■ Your assignment ■
Reproduce every record exactly.

· · · ·

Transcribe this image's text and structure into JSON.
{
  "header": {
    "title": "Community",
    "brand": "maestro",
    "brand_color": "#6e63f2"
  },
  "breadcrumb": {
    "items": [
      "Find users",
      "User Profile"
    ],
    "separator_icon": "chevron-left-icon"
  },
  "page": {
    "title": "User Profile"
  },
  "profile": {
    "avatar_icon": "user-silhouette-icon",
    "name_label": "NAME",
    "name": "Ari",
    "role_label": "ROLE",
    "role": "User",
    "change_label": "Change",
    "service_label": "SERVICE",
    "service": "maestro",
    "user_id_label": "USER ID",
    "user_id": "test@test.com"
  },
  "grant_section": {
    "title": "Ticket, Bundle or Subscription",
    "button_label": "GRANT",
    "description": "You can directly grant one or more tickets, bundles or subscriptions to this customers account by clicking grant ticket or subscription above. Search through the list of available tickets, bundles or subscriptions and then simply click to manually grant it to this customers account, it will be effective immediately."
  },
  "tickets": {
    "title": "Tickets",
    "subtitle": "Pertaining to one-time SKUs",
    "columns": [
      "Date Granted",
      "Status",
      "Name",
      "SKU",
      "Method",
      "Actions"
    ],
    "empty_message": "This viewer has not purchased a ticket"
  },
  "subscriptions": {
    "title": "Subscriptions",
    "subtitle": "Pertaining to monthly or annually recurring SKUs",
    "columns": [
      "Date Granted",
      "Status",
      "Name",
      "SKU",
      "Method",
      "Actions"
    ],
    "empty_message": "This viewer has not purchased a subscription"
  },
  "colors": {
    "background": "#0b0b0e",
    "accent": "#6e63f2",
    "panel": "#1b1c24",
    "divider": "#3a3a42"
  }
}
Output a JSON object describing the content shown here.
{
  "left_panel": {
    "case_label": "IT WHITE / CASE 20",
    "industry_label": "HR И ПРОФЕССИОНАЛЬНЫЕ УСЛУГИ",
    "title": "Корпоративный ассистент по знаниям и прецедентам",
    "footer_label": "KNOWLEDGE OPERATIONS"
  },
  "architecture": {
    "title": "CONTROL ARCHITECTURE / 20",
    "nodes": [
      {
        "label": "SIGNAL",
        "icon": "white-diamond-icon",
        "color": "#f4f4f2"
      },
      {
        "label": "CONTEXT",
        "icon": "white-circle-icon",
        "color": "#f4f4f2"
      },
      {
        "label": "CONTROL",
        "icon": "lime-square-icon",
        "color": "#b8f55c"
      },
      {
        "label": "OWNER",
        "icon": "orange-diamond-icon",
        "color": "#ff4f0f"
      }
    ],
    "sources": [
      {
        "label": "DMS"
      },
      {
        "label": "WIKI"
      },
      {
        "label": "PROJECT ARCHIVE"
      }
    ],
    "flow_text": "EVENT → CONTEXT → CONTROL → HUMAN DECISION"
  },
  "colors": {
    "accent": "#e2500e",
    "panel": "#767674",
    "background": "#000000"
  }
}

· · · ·

■ Reply to the task ■
Transcribe this image's text and structure into JSON.
{
  "header": {
    "title": "Community",
    "brand": "maestro",
    "brand_color": "#6e63f2"
  },
  "breadcrumb": {
    "items": [
      "Find users",
      "User Profile"
    ],
    "separator_icon": "chevron-left-icon"
  },
  "page": {
    "title": "User Profile"
  },
  "profile": {
    "avatar_icon": "user-silhouette-icon",
    "name_label": "NAME",
    "name": "Ari",
    "role_label": "ROLE",
    "role": "User",
    "change_label": "Change",
    "service_label": "SERVICE",
    "service": "maestro",
    "user_id_label": "USER ID",
    "user_id": "test@test.com"
  },
  "grant_section": {
    "title": "Ticket, Bundle or Subscription",
    "button_label": "GRANT",
    "description": "You can directly grant one or more tickets, bundles or subscriptions to this customers account by clicking grant ticket or subscription above. Search through the list of available tickets, bundles or subscriptions and then simply click to manually grant it to this customers account, it will be effective immediately."
  },
  "tickets": {
    "title": "Tickets",
    "subtitle": "Pertaining to one-time SKUs",
    "columns": [
      "Date Granted",
      "Status",
      "Name",
      "SKU",
      "Method",
      "Actions"
    ],
    "empty_message": "This viewer has not purchased a ticket"
  },
  "subscriptions": {
    "title": "Subscriptions",
    "subtitle": "Pertaining to monthly or annually recurring SKUs",
    "columns": [
      "Date Granted",
      "Status",
      "Name",
      "SKU",
      "Method",
      "Actions"
    ],
    "empty_message": "This viewer has not purchased a subscription"
  },
  "colors": {
    "background": "#0b0b0e",
    "accent": "#6e63f2",
    "panel": "#1b1c24",
    "divider": "#3a3a42"
  }
}
Output a JSON object describing the content shown here.
{
  "left_panel": {
    "case_label": "IT WHITE / CASE 20",
    "industry_label": "HR И ПРОФЕССИОНАЛЬНЫЕ УСЛУГИ",
    "title": "Корпоративный ассистент по знаниям и прецедентам",
    "footer_label": "KNOWLEDGE OPERATIONS"
  },
  "architecture": {
    "title": "CONTROL ARCHITECTURE / 20",
    "nodes": [
      {
        "label": "SIGNAL",
        "icon": "white-diamond-icon",
        "color": "#f4f4f2"
      },
      {
        "label": "CONTEXT",
        "icon": "white-circle-icon",
        "color": "#f4f4f2"
      },
      {
        "label": "CONTROL",
        "icon": "lime-square-icon",
        "color": "#b8f55c"
      },
      {
        "label": "OWNER",
        "icon": "orange-diamond-icon",
        "color": "#ff4f0f"
      }
    ],
    "sources": [
      {
        "label": "DMS"
      },
      {
        "label": "WIKI"
      },
      {
        "label": "PROJECT ARCHIVE"
      }
    ],
    "flow_text": "EVENT → CONTEXT → CONTROL → HUMAN DECISION"
  },
  "colors": {
    "accent": "#e2500e",
    "panel": "#767674",
    "background": "#000000"
  }
}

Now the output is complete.